=== Begin Enclosure ===

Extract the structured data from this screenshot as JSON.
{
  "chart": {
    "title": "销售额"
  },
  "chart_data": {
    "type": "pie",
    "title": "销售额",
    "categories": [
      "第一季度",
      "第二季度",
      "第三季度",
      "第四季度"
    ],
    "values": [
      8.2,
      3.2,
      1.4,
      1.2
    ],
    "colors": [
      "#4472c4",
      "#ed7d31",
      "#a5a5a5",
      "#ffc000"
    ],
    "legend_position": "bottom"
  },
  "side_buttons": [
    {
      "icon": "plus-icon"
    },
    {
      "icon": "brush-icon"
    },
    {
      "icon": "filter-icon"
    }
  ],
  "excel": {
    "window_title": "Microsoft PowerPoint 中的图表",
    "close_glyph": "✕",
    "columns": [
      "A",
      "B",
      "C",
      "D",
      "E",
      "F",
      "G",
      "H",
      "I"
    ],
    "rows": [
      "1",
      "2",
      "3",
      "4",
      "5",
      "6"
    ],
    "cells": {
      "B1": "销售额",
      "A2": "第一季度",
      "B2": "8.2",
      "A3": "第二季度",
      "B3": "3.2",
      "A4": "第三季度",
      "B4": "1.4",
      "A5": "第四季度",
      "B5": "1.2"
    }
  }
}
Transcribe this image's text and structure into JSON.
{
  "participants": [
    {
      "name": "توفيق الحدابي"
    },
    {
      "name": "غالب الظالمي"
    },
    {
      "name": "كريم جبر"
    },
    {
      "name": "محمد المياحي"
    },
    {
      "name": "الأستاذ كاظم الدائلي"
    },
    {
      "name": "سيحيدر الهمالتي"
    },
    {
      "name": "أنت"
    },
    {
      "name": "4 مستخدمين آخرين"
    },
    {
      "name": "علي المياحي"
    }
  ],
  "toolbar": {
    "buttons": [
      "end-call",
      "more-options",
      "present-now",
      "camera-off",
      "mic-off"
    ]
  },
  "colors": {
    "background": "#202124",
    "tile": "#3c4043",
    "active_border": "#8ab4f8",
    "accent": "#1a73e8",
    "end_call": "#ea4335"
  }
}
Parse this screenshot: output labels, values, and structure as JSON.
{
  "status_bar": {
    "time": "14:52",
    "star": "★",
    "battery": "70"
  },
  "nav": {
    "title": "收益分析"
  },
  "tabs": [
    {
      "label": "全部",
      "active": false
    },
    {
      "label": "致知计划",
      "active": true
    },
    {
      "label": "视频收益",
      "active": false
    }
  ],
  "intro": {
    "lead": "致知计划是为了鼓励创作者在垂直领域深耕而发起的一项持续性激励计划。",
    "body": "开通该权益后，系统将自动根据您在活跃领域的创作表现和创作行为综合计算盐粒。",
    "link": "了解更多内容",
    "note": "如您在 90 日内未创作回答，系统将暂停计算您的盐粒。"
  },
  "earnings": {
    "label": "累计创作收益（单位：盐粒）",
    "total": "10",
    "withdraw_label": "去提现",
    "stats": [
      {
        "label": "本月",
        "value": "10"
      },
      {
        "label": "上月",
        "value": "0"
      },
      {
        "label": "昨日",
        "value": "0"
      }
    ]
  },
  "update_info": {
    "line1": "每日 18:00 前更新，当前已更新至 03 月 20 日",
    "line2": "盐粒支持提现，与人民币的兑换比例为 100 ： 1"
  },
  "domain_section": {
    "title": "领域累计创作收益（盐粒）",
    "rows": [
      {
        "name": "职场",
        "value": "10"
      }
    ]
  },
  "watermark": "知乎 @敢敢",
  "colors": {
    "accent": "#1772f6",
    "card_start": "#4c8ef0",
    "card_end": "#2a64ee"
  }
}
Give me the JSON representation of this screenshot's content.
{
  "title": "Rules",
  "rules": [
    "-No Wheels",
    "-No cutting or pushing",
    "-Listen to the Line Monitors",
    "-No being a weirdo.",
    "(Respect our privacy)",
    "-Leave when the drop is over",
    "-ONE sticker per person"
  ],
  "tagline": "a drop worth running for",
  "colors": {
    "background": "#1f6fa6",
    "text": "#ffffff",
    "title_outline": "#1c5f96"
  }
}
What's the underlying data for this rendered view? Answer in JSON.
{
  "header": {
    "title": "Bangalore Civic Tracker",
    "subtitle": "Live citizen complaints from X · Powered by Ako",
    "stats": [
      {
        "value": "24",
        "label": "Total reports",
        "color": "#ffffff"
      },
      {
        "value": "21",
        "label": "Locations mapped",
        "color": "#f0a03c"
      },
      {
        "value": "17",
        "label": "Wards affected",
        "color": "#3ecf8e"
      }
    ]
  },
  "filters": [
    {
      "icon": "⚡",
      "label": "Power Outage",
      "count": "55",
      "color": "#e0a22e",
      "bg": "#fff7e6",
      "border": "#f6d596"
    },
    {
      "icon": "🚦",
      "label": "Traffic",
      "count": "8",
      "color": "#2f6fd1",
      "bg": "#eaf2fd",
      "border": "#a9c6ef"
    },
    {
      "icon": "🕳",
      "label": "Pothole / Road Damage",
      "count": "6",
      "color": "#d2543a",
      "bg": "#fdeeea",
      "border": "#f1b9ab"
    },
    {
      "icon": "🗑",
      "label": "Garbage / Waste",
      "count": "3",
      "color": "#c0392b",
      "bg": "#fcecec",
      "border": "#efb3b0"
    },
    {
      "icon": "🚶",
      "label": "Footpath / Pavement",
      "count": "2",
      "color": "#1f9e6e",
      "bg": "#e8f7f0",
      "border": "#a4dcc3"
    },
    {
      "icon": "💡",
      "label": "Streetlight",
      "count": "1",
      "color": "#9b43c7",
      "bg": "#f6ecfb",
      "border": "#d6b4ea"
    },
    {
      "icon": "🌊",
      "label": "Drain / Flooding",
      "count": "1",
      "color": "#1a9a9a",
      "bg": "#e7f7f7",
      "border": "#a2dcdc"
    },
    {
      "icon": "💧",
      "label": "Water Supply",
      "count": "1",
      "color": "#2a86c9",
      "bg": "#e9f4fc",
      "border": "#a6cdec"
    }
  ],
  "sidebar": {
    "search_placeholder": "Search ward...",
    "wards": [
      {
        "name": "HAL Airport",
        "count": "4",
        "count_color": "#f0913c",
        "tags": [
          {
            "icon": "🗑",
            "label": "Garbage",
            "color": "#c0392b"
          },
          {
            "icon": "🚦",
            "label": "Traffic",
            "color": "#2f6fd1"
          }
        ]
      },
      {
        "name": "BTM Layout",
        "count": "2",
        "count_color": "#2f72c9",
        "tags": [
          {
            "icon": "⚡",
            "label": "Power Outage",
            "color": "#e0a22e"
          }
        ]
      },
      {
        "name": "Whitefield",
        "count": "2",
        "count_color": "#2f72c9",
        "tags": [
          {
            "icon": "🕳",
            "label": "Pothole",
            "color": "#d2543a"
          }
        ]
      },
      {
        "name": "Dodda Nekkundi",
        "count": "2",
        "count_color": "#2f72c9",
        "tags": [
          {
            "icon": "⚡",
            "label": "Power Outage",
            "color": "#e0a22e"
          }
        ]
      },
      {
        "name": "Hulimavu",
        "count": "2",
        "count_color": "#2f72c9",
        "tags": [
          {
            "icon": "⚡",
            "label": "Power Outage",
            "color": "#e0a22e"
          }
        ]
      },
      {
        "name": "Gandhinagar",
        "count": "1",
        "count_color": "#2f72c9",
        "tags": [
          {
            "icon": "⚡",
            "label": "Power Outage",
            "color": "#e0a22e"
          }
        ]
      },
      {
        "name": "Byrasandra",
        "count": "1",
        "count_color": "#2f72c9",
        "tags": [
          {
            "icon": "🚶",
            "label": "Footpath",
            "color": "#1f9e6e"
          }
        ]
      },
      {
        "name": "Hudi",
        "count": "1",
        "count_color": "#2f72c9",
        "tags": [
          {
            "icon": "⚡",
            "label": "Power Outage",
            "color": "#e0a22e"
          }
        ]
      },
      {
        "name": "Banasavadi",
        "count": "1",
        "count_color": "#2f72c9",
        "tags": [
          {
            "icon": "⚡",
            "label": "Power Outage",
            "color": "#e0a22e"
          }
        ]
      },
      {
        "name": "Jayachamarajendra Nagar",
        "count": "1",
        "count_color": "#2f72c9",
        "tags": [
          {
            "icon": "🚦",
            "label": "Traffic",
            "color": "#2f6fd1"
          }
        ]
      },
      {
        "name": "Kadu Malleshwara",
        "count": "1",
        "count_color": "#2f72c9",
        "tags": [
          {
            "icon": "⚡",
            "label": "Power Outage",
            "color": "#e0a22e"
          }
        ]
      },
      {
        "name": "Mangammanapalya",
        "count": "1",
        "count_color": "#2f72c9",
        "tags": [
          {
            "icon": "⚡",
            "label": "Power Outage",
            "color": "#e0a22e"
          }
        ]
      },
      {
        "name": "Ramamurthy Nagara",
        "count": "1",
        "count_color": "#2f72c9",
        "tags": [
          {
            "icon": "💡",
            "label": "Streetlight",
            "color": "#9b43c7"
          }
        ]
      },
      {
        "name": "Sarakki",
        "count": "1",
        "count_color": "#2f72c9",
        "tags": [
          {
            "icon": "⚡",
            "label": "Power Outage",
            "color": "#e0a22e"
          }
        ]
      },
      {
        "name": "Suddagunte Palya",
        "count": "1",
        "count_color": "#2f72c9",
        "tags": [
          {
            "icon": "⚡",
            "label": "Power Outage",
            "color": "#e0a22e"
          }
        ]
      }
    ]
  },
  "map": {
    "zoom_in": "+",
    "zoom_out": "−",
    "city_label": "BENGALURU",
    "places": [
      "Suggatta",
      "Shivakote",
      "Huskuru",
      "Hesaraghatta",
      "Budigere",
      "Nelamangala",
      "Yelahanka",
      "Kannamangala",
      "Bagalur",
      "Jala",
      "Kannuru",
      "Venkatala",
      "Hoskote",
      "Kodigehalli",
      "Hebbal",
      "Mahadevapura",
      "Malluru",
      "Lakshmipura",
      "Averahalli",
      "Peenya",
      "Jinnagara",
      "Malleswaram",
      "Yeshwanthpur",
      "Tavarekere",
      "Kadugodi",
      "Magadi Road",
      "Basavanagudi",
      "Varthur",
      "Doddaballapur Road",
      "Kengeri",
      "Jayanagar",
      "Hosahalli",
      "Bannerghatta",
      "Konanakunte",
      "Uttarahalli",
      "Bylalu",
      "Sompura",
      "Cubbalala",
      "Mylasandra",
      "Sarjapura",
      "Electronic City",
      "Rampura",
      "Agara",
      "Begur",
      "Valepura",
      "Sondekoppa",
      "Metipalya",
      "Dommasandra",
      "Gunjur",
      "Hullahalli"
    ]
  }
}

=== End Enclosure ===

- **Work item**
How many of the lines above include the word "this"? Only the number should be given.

- **Response**
5